Ontario Received 12,000 Applications Within Hours Of Announcing School Strike Compensation
The provincial government had quite the day on January 15. With the Ontario teacher strike action causing students to miss more days of school, the Progressive Conservative party announced it would be compensating parents of children who should be in class. And, by the afternoon of the day of the announcement, nearly 12,000 applications had reportedly already been received.
Education Minister Stephen Lecce said on Wednesday the PC government is willing to "spend a few bucks" in order to help out those moms and dads during the one-day strikes.
According to CBC's Mike Crawley, the Education Ministry says it received close to 12,000 applications on Jan. 15 for the money.
As of 5 p.m. on Jan. 15, per CityNews, 11,524 submissions for school-aged children and 467 for kids in child care centres have been sent in for what the Ford government is calling the “Support for Parents Initiative."
By 11:30 a.m. the following day, Thursday, Jan. 16, that number had tripled to over 33,000 applications, according to CityNews' Cynthia Mulligan.*
According to Lecce, via CBC, this could potentially cost the government up to $48 million a day.
It should be noted this figure only applies if every teachers' union is on strike at the exact same time and the parents of all of the eligible children apply.
In a tweet sent out by Lecce, he lists how much each child would get depending on their age, grade, and whether or not they require special needs support.
"While teacher unions escalate and hurt students, our government is providing child care relief & #SupportForParents," reads the tweet.
For children aged 0 to 6 who aren't in school yet but are enrolled in a school-based program affected by the strike, they are entitled to $60.
The breakdown continues at $40 for those from junior kindergarten to senior kindergarten, $25 for grades one to seven, and $40 for JK to grade 12 students who have special needs.
Lecce added that the government hopes this scheme "will provide some relief to families."
Meanwhile, every single teachers' union in the province is in a legal position to strike as of this week.
Although striking is at the top of the agenda, the Elementary Teachers’ Federation of Ontario has also said that teachers won't supervise extra-curricular activities or participate in field trips anymore.
According to City News, the ETFO says the strike will go through if there isn't a deal by the end of this week.
ETFO President Sam Hammond has accused the province of trying to try to bribe parents.
Hammond said, as quoted by CTV: "Rather than deciding to get to the table... negotiate things that are important to our members and parents and students in this province, what (Lecce) decides to do is let this drag out and provide a subsidy for parents if and when they need that subsidy,” he said.
"How appalling that is, how insulting to parents in this province that he’s trying to transparently bribe them for support."

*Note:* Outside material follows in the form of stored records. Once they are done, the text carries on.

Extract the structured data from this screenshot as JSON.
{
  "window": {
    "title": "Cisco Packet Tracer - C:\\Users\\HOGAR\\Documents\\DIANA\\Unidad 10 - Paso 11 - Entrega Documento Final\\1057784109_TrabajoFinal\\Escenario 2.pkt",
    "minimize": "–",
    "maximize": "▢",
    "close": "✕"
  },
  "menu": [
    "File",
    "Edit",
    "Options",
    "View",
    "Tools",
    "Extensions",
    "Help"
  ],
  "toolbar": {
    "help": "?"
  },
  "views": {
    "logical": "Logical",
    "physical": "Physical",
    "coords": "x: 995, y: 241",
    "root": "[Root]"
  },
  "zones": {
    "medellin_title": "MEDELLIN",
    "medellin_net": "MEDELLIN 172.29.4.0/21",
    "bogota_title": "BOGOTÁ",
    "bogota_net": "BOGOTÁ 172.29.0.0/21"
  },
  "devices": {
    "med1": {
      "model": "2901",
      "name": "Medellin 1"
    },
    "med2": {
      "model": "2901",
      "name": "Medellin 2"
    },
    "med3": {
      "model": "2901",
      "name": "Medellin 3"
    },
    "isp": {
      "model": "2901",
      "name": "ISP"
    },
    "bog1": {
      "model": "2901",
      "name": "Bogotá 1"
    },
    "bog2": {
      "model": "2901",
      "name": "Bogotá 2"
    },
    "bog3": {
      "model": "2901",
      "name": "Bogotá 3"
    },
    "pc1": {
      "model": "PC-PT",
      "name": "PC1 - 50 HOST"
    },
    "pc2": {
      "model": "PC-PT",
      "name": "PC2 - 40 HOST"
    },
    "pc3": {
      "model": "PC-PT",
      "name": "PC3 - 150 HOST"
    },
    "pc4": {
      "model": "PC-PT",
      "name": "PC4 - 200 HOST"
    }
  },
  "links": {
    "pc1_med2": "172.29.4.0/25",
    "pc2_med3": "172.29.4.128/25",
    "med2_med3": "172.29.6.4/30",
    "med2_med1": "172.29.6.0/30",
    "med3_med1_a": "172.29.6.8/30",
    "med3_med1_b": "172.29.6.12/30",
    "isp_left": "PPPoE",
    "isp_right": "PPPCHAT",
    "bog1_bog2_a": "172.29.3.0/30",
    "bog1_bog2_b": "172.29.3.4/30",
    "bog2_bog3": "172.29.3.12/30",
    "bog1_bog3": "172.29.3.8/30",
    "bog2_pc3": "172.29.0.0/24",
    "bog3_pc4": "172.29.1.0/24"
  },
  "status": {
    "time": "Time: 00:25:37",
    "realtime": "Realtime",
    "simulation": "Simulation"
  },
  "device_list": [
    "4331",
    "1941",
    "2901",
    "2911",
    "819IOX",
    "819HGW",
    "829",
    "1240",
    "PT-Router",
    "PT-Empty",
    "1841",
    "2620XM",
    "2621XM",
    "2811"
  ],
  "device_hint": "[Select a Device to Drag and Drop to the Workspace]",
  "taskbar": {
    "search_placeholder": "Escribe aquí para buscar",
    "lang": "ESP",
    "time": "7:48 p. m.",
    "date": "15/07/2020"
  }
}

Parents are able to register for their compensation from the provincial government here.
Narcity has reached out to the office of Stephen Lecce for comment.
*This article has been updated.